SUNSHINE and SUNRISE trial data will be submitted to the FDA as part of Novartis’ Biologics License Application (BLA) for secukinumab in hidradenitis suppurativa.
Late-breaking abstract findings at the 31st European Academy of Dermatology and Venereology (EADV) Congress showed that Cosentyx (secukinumab; Novartis) was associated with significantly rapid and sustained improvement in hidradenitis suppurativa (HS) signs and symptoms.
Two pivotal phase 3 studies (SUNSHINE and SUNRISE) examined 2 dose regimens (300 mg every 2 [Q2W] or 4 weeks [Q4W] after standard weekly loading doses) of secukinumab, a fully human monoclonal immunoglobulin G1/j isotype antibody that selectively binds to and neutralizes the proinflammatory cytokine interleukin (IL)-17A, across 16-week (vs placebo) and 52-week treatment periods in patients 18 years and older with moderate to severe HS.
“HS can cause intense pain, disability, and anxiety, impacting many aspects of daily living. However, there are only limited treatment options available that can make a difference to people living with this debilitating disease,” said lead study author Alexa B. Kimball, MD, MPH, investigator at Beth Israel Deaconess Medical Center and professor of dermatology, Harvard Medical School, in a press release from Novartis.
A total of 541 (SUNSHINE) and 543 (SUNRISE) enrolled patients with HS were randomized to secukinumab 300 mg Q2W or Q4W or placebo.
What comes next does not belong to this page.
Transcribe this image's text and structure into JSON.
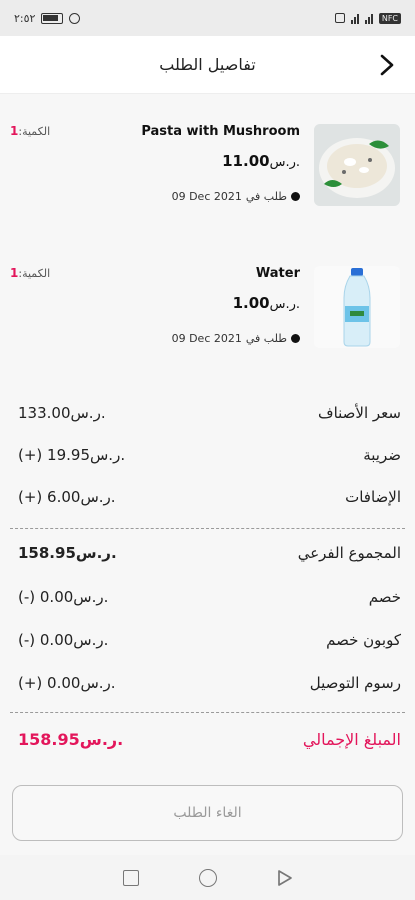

Several end points were assessed to determine efficacy and safety superiority of secukinumab at week 16 vs placebo:
Findings indicated that a significantly higher proportion of patients achieved HiSCR when treated with secukinumab 300 mg Q2W compared with placebo at week 16 in both the SUNSHINE (45.0% vs 33.7%; P = .0070) and SUNRISE (42.3% vs 31.2%; P = .0149) trials.
In addition, secukinumab 300 mg Q4W was superior to placebo in achieving HiSCR in the SUNRISE study (46.1% vs 31.2%; P = .0022), but statistical significance was not met in the SUNSHINE study (41.8% vs 33.7%; P = .0418). HiSCR to secukinumab was reported to be in line with sustained and continued improvement up to 52 weeks of treatment.
Regarding the secondary end points, data pooled from the 2 studies showed that the 300 mg Q2W dose of secukinumab proved statistically superior to placebo in reducing skin pain (NRS30), the most bothersome symptom of HS, with larger treatment effects observed as early as week 4. Fewer patients treated with secukinumab (Q2W/Q4W) experienced flares in the SUNSHINE (15.4%/23.2% vs 29.0%) and SUNRISE (20.1%/15.6% vs 27.0%) trials at week 16 compared with placebo, and a decrease in AN count with secukinumab appeared as early as week 2 for both studies.
Secukinumab was noted to be well tolerated and consistent with the known safety profile in other approved indications. “These efficacy and safety findings are promising for people living with HS, who are in urgent need of new treatment options,” said Kimball.
Novartis’ press release said that the presented data will be submitted to the FDA this year and has already been sent to regulatory authorities in Europe, with the goal of bringing secukinumab as a new treatment option to patients living with HS as soon as possible.
The SUNNY program, containing both SUNRISE and SUNSHINE trials, is the largest phase 3 trial for HS, with more than 1000 patients enrolled across 33 countries. Long-term results from the trials are expected to be published in 2023.
Kimball AB, Alavi A, Jemec GBE, et al. Secukinumab in moderate to severe hidradenitis suppurativa: Primary endpoint analysis from the SUNSHINE and SUNRISE Phase 3 trials. Presented at: 31st EADV Congress; September 7-10, 2022; Milan, Italy.